But what to do about an inexpensive sled? The local stores carry plastic concoctions that don’t look like they’d survive my kind of abuse or need for speed. I never understood the traditional runner sled. "Flyer" seemed a misnomer on our snow. We always went for something that could fly on freshy and could be super-modified with a bit of silicone spray.
My wife, the frugal maven, showed me a picture of a sled made with old skis. Now this was the stuff of dreams. My first task was to find an old pair of skis for a song. I placed an online “wanted” ad which received a prompt reply from a man who had seen old skis at a thrift store. I drove over and found two pairs for $6 a piece. This was right at my wife’s price point. I had wood from previous McMansion sub-division construction dumpster diving and leftover screws from previous projects. I tried to use the screws and holes from the bindings but abandoned that route in favor of drilling tap holes and screwing the wood directly into the composite resin of the ski. The trick here was to match the screw length and wood thickness so as not to punch through the bottom of the ski.
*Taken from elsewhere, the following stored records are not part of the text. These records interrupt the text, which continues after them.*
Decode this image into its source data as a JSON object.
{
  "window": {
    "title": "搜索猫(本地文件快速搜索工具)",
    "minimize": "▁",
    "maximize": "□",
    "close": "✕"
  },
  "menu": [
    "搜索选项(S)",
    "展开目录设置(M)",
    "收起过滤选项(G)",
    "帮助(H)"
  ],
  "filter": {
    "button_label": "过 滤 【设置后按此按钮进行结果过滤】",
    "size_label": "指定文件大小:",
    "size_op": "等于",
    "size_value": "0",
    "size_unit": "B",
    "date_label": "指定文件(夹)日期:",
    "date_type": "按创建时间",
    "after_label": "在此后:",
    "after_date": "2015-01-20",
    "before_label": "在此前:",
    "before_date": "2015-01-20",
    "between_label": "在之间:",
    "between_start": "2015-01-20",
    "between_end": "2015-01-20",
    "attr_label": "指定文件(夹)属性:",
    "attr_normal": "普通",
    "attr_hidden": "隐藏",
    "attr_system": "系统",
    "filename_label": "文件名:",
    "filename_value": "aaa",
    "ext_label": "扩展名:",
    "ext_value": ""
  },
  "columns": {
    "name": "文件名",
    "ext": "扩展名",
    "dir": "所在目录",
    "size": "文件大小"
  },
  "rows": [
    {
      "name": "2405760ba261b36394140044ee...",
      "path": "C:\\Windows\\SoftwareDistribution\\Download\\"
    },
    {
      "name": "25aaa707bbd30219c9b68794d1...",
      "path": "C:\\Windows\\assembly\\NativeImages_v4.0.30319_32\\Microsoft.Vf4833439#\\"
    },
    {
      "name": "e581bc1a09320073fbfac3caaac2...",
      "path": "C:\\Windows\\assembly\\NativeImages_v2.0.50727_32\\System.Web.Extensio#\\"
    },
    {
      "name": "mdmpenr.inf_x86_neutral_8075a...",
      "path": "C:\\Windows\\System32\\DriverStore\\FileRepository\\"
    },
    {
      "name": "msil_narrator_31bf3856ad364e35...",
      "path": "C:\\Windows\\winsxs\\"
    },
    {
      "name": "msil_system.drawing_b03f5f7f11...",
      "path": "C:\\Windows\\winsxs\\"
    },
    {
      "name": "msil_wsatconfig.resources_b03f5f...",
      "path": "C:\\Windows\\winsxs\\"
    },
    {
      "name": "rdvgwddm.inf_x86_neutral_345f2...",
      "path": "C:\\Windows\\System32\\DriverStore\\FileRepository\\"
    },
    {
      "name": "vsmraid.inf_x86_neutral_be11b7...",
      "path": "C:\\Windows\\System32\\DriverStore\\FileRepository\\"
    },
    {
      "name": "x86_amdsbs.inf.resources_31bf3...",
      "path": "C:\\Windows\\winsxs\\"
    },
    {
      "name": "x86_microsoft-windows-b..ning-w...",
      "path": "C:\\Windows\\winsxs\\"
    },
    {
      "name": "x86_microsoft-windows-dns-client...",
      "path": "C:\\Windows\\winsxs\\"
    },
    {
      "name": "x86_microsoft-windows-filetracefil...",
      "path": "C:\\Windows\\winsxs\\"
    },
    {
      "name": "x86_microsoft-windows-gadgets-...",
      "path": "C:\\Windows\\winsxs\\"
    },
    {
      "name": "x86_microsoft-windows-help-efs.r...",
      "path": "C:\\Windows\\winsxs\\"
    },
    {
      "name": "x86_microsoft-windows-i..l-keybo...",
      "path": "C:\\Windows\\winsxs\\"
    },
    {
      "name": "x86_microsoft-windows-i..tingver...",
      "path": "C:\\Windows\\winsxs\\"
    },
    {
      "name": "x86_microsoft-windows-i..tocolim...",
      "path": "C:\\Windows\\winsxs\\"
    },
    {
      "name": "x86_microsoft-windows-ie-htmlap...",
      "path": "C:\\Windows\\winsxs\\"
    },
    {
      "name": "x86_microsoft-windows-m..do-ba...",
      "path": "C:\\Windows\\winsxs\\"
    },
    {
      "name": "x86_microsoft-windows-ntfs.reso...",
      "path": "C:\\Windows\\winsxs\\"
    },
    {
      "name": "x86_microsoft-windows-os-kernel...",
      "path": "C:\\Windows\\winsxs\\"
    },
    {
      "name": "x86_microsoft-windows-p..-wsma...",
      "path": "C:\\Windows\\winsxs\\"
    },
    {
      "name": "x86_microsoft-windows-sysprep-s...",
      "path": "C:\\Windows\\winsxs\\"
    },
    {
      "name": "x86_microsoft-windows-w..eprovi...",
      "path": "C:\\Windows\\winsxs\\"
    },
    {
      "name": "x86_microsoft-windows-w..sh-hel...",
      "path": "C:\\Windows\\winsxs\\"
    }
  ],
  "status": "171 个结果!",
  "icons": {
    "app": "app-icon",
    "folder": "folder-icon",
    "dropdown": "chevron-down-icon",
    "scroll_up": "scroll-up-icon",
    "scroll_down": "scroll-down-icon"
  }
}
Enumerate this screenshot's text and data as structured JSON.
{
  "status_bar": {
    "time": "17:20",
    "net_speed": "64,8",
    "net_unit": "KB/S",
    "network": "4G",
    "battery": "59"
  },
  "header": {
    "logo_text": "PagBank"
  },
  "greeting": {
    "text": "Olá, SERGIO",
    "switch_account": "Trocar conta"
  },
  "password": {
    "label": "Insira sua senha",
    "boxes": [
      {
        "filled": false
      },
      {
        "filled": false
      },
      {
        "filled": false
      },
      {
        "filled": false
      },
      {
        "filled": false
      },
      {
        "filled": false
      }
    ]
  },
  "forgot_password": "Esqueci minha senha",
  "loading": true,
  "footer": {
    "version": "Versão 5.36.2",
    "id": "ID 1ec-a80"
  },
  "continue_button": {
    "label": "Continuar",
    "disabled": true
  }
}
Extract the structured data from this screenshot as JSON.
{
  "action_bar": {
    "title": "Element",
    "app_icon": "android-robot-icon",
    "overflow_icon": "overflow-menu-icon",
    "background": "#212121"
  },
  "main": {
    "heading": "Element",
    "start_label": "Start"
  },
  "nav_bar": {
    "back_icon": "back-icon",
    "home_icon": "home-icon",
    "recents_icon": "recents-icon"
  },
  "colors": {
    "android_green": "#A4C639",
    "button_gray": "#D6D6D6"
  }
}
My plan was to attach two parallel cross beams at the same location of the bindings. I chose 1" x 3” planks about 24” long. Having given up on the bindings, I just needed to avoid those holes and use enough screws to give some structural support to the cross-beam connection to the ski. My first test in freshy was unsatisfying. The cross-beam was so low, riding on top of the snow-sunk skis, that it snow plowed. So I put in risers, made of stacked 2 x 4’s, to give me some clearance. I also added a length of cord to the front cross-beam to ease that arduous, post-run, uphill trudge.
The first test was a success. But now the problem of a seat loomed upon me. I wanted an old tire inner tube for shock-absorbing but tires have all gone tubeless (even the sweet old semi-truck tubes good for sledding and river runs). I checked through my pile of old pick-up truck tires (free with the purchase of a beater truck). They seemed a bit heavy but once the tire was liberated from the rim for free at my local tire dealer it didn’t seem so bad.
Bungee cords seemed a good way to hook the tire to my cross-beam system for prototyping. They worked surprisingly well. I discovered, that with a small kick down even the slightest slope in my backyard, my sled would sail quite far. The first low-stress test was made on a small hill near the library. I was pleased with the “butt-in-the hole” ride (as was my wife) but I was nearly thrilled with the “belly down” run. High-stress testing has yet to occur due to the snow melting while I was away on a business trip. But I’ve got the next hill picked out and fingers crossed for a good dumping of snow. Wish me luck and no structural failures as I land, launched off the lip of a sand trap at our local golf course.
Another guest post by my husband: Other People's Fruit.